* Problem statement:
From the listing below, extract every line containing "usage".

((

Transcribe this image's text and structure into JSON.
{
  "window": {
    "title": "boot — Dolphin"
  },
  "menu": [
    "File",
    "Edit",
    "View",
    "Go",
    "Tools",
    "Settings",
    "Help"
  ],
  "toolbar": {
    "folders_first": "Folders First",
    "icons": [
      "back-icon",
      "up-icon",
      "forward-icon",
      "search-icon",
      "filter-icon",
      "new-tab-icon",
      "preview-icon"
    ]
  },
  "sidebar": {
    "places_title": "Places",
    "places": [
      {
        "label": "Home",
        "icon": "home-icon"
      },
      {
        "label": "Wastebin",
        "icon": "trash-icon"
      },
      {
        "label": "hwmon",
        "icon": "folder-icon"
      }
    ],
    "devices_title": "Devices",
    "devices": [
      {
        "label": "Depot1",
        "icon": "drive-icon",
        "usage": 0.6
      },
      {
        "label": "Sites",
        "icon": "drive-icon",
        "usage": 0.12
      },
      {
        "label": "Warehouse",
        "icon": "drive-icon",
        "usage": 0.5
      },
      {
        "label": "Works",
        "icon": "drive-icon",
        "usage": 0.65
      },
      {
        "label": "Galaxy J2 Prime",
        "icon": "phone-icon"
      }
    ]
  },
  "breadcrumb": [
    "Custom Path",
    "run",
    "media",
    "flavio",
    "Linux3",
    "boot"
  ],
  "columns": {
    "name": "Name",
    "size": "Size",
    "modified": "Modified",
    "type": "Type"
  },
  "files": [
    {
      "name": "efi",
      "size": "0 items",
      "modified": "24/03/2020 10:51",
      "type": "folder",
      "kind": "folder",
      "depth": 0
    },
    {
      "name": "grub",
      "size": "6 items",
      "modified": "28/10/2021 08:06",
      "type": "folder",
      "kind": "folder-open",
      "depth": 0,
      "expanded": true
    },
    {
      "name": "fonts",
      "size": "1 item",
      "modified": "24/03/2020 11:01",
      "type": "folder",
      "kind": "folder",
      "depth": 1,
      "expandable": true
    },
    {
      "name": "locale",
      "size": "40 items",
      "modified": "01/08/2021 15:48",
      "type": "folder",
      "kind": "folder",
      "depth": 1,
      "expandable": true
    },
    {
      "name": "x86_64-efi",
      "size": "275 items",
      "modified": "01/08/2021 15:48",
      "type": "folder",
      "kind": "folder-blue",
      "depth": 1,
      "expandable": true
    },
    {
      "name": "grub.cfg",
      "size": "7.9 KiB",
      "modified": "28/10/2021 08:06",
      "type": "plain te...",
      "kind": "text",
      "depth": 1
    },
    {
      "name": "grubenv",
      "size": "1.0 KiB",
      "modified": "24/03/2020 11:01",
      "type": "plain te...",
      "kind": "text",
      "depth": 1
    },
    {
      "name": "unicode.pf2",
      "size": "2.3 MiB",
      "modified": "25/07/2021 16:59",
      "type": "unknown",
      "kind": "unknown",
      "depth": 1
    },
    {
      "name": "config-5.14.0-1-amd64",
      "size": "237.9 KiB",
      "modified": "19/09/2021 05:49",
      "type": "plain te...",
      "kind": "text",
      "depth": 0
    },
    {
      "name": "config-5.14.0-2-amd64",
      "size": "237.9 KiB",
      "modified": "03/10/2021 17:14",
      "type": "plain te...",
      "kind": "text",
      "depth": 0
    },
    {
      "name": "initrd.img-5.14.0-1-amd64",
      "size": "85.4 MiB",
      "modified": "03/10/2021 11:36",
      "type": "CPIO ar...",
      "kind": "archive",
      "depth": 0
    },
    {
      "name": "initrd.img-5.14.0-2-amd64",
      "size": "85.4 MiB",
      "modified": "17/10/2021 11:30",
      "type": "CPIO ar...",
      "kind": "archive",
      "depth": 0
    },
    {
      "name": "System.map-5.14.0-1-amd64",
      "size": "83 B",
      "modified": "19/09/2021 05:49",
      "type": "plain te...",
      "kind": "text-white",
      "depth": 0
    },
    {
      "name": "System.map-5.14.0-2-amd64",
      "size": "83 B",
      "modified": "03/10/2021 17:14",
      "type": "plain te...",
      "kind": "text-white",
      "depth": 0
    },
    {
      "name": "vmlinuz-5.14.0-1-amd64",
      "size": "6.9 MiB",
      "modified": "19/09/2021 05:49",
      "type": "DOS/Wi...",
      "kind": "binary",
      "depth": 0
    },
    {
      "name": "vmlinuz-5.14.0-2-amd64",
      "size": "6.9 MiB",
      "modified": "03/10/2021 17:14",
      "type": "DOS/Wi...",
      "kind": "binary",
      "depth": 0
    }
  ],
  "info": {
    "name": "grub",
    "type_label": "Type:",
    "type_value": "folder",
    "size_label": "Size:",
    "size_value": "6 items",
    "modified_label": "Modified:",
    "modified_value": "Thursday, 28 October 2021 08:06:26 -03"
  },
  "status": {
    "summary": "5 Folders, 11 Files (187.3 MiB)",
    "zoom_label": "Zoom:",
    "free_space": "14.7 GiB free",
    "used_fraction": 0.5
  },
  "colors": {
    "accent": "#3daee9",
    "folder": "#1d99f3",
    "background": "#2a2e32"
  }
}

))

* Answer space:
        "usage": 0.6
        "usage": 0.12
        "usage": 0.5
        "usage": 0.65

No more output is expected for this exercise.